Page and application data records
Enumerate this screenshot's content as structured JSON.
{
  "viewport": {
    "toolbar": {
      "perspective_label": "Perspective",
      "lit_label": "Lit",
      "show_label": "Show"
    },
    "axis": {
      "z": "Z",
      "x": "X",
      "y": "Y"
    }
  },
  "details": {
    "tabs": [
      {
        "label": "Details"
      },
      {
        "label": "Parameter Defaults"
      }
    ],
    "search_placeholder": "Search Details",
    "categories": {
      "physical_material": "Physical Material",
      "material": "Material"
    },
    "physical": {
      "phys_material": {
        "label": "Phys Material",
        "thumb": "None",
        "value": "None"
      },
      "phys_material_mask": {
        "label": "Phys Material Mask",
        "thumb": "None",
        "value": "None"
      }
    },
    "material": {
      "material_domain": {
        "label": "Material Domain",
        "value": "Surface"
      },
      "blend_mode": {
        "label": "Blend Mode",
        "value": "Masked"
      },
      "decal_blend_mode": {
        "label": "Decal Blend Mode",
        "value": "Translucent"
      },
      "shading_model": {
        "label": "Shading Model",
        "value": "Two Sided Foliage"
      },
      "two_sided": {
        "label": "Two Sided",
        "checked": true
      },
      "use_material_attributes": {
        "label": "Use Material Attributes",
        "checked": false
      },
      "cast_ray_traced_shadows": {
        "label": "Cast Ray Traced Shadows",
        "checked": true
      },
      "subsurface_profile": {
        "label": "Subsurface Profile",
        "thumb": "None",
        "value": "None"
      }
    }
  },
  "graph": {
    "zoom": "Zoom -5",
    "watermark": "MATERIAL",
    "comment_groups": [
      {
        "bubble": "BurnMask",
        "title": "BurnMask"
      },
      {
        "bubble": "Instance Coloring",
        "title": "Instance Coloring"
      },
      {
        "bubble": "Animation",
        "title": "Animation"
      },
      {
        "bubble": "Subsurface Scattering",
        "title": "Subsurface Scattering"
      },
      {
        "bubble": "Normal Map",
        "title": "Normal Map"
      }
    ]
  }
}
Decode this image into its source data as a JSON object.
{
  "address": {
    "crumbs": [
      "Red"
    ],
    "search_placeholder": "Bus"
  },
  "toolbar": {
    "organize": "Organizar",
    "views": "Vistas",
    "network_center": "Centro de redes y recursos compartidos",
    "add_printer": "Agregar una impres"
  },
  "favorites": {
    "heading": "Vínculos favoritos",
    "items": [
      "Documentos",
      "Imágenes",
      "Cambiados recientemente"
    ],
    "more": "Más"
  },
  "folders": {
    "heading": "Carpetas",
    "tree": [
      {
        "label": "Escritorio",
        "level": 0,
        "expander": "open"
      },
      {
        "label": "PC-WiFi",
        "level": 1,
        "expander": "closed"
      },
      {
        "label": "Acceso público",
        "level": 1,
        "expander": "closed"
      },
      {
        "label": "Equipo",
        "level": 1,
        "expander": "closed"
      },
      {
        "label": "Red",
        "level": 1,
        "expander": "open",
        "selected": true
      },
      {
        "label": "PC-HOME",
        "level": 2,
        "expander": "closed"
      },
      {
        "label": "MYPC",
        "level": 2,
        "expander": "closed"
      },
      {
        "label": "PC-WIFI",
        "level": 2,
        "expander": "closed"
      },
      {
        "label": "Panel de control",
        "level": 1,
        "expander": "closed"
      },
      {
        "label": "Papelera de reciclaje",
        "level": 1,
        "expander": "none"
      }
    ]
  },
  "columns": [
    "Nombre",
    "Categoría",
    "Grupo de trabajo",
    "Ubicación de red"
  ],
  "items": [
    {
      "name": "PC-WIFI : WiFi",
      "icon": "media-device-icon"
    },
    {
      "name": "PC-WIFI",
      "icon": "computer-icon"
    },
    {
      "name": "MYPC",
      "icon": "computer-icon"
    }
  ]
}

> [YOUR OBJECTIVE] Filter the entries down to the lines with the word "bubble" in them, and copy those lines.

> [SOLUTION FOR THIS TASK]
        "bubble": "BurnMask",
        "bubble": "Instance Coloring",
        "bubble": "Animation",
        "bubble": "Subsurface Scattering",
        "bubble": "Normal Map",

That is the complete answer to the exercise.